I will never remember my very first experience with it. I can't even remember the first five years with it. I know it was there though because it wouldn't mean so much to me now if it hadn't been there since the beginning. The blanket became as routine as brushing my teeth or changing into pajamas. The blanket was always waiting there for me, no matter the mess. I've always kept it there, and still do, all night by my side, with a promise I would return. It is the least I could do to show my appreciation for the years it swaddled me tight. It now crosses my mind that I should have given the blanket a real name instead of just the standard blanket. This blanket has spent every night with me for twenty four years, giving me time to develop a strong sense for it.
It's one of those things not everyone would understand,-I thought to myself when my wife noticed I still cuddled that old thing. Of course, I could sleep just fine with out it, but why would I want to? She would have need to have the life experiences I shared with blanket to completely understand. I would never dare go as far as to say "I want my blanket" as author Larry Woiwode and his brother would to their mother demanding, "We want an orange,"in Woiwode's short essay, "Ode to an Orange".(44) Now the blanket stays tucked next to our bed, just close enough that I would not have to ask for it. It is close enough that if need be, I could grab it and sneak it close to me without the notice of my wife.
This blanket was there for me all night, every night as a servant. If I had a lot on my mind or if I was bored I could finger the little crocheted holes, keeping me occupied or clearing my mind. If it was one of those hot summer nights where sleeping made you sweat, blanket's yarn was the perfect temperature, not too cold, but just right. Blanket somehow never absorbed the summers heat as the comforter or sheets would. On the nights when it was just too cold under the sheets, hugging it to your chest felt like slipping into a sweater. Everything about it is perfect including that soft but not incredibly soft feeling it had, a more 'worn down' soft. Smelling it would remind you of dreams from the previous night. If counting sheep wouldn't put you to sleep, blanket would. The yarn that it was made of no longer resembled yarn. Sticking it my mouth wouldn't tickle and gag me as new yarn would. If I were ever to awake in the middle of the night, my first thought would be to find it. No matter how much effort and commotion I put into searching for it, the second it was found I was sure to be fast asleep. The blanket seems to somehow hide when it comes time to do laundry. It probably gets washed just a few times out of the year. Somehow it still carries no stink with it. The yarn is to compact, too compressed to let smells in.
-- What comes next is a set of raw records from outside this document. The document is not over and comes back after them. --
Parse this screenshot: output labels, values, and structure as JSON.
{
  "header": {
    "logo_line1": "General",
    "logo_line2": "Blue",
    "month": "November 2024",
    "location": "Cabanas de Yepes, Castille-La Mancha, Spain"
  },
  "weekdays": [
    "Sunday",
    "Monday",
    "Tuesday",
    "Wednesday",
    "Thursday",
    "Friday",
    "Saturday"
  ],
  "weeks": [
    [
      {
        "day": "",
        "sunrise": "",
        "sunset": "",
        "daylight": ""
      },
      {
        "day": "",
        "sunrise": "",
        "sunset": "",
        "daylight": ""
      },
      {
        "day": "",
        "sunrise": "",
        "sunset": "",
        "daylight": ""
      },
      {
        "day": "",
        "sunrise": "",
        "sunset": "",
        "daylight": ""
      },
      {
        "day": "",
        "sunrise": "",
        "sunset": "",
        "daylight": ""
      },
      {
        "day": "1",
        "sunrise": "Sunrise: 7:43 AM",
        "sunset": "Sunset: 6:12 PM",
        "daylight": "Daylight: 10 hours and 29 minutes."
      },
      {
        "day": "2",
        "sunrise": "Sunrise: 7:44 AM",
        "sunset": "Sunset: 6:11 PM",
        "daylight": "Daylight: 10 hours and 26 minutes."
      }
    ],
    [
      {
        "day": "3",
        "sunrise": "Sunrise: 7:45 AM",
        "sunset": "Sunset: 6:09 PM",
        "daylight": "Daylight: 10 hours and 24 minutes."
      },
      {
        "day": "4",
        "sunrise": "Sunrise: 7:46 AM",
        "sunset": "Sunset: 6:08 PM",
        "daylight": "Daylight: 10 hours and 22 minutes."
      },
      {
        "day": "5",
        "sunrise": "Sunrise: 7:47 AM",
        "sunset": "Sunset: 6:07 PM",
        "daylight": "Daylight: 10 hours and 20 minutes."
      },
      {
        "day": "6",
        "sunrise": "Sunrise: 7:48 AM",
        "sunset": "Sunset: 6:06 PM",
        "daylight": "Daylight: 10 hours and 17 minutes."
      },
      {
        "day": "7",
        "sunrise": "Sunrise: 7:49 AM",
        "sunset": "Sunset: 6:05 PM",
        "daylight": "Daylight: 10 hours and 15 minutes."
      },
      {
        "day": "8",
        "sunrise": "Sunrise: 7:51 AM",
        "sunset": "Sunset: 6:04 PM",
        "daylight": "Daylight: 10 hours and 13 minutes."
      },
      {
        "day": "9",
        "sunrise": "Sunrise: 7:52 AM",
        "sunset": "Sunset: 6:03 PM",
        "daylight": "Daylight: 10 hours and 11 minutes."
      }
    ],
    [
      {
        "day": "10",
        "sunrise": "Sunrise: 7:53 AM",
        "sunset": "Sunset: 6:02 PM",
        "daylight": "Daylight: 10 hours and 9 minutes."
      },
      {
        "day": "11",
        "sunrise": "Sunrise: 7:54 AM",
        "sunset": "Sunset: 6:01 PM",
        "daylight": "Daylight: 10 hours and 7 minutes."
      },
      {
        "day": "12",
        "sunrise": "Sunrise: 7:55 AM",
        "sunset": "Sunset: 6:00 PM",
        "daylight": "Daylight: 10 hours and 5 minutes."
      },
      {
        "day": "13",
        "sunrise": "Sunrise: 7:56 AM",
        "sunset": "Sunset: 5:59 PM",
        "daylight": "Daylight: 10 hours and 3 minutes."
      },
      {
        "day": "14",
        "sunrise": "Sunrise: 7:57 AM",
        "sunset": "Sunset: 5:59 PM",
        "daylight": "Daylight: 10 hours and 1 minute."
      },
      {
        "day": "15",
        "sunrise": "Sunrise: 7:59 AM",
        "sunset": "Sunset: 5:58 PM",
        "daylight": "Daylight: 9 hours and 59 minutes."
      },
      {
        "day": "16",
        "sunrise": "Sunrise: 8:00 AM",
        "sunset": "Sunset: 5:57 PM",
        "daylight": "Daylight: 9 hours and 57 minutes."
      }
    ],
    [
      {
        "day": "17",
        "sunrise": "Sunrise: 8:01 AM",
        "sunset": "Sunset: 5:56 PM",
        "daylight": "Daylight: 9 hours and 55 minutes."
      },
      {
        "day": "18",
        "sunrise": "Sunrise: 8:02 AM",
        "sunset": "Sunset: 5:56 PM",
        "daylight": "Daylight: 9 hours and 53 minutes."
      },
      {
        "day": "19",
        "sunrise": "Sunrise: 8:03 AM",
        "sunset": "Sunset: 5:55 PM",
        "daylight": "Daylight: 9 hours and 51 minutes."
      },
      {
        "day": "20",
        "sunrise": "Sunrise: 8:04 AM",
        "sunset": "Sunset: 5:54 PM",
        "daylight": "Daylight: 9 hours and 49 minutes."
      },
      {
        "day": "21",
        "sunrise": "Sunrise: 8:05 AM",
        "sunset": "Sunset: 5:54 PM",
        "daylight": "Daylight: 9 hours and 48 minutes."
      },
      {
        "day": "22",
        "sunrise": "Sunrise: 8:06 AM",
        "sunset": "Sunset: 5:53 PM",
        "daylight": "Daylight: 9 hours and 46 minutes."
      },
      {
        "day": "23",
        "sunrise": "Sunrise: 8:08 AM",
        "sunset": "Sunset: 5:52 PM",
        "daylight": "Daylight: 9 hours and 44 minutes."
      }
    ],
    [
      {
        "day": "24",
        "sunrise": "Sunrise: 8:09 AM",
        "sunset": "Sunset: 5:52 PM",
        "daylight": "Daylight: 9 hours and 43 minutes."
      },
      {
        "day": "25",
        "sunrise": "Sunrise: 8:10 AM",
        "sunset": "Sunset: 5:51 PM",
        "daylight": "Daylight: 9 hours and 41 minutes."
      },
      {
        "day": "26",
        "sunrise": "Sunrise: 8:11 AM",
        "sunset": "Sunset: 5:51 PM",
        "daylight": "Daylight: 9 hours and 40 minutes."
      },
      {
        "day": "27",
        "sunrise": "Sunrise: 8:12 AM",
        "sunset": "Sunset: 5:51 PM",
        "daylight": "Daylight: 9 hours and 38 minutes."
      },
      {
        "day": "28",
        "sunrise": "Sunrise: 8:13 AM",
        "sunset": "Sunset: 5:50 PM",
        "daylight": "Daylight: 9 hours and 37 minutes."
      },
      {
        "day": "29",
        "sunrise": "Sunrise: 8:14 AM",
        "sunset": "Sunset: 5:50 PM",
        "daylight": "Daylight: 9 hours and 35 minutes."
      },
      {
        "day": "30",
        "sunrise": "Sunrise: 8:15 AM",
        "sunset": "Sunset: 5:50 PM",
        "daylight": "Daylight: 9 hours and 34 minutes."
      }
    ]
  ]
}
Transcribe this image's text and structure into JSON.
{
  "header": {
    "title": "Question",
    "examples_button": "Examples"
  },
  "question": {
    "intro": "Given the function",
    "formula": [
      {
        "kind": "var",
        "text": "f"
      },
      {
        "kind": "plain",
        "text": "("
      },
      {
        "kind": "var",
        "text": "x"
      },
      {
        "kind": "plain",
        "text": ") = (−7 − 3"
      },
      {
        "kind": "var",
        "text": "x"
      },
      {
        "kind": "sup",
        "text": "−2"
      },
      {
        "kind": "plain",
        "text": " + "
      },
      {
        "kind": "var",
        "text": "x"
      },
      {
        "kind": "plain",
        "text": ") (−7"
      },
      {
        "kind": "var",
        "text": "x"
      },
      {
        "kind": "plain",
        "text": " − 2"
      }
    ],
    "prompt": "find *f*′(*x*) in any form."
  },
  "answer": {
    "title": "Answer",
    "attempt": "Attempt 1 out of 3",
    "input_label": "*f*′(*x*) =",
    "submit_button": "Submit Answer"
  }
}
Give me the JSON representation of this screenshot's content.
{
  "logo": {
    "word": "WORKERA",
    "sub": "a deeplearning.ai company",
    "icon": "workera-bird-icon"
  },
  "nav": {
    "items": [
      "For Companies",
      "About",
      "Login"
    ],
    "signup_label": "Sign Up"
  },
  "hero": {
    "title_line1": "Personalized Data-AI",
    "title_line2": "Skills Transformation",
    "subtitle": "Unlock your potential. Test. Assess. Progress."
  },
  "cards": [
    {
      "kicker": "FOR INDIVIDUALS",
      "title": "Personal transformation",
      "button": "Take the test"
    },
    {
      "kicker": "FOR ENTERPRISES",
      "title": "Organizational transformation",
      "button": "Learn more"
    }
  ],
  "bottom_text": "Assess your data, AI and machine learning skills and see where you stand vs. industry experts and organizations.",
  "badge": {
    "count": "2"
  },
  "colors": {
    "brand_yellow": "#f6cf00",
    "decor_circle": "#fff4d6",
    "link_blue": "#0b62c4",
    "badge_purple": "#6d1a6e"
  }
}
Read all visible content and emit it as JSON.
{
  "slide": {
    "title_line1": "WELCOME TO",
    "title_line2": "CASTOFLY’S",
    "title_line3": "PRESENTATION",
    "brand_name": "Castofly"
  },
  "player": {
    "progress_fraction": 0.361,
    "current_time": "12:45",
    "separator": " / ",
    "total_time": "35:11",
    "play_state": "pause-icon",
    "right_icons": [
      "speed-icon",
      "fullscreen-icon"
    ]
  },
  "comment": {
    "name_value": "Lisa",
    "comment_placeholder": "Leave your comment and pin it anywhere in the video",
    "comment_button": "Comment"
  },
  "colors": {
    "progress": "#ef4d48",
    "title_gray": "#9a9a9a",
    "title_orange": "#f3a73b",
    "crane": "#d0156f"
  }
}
When you are around something every day you don't seem to notice when it changes unless that change is drastic. Based on the dull color it is now, I could only assume it is the same color it always has been. They way it looks like old easter decorations, the pastel colors so worn down, almost matching each other. I have learned that isn't how it has always looked. My grandmother replicated this blanket for my son, Atticus, using the same pattern and the same yarn as mine. You can see the age. You can understand where it has traveled. I can see the colors now so faded that they all resemble each other, so close in comparison. The little intricate crocheted design has stretched, giving the blanket much more size, conveniently keeping up with me.
I have always had the notion in the back of my mind that it was silly to keep it. Maybe soon it will be time to part ways with blanket. In "Writing and Seeing 3" it says "Purpose is the reason for writing-the intention that motivates us and controls why and how we write"(386). As I chose the topic for this paper and as I was writing it I had the thoughts in my head that I had a secret purpose. I needed some sort of event to help me part ways with my blanket. Something that would signify a farewell to blanket. I feel now that this paper could be just what I was looking for to help me do that.
I would still have all the memories to hold with me, never letting me forget about the blanket. I will always remember the time when, as a child, I had my very first sleep over at a neighbor friends Birthday party. It was nonsense to not bring blanket with me like my mother had suggested. I packed blanket into my sleeping bag, rolled it up and headed out the door. I don't remember if I was made fun or if any of the other boys even noticed, but I do remember tying a Birthday balloon to blanket. I wanted blanket to have a keepsake to remember one of its few times out of the house. In my five year old mind that would be not only normal but very thought full of me. It is now twenty years later and there is still that little knot tired to blanket. Blanket is holding that tinfoil not as a remembrance of the time he was more than a blanket, but a friend. It was only a few weeks ago that the little knot finally fall off. I guess blanket was showing me that he was ready to part with the past as I should be as well.
Maybe now I could give blanket to my mother like she pleases, so she can keep it locked away in some closet. She can make him some sort of keepsake. If I do decide to give blanket up I will keep my hopes that maybe Atticus will keep his blanket close to him, like I did my blanket.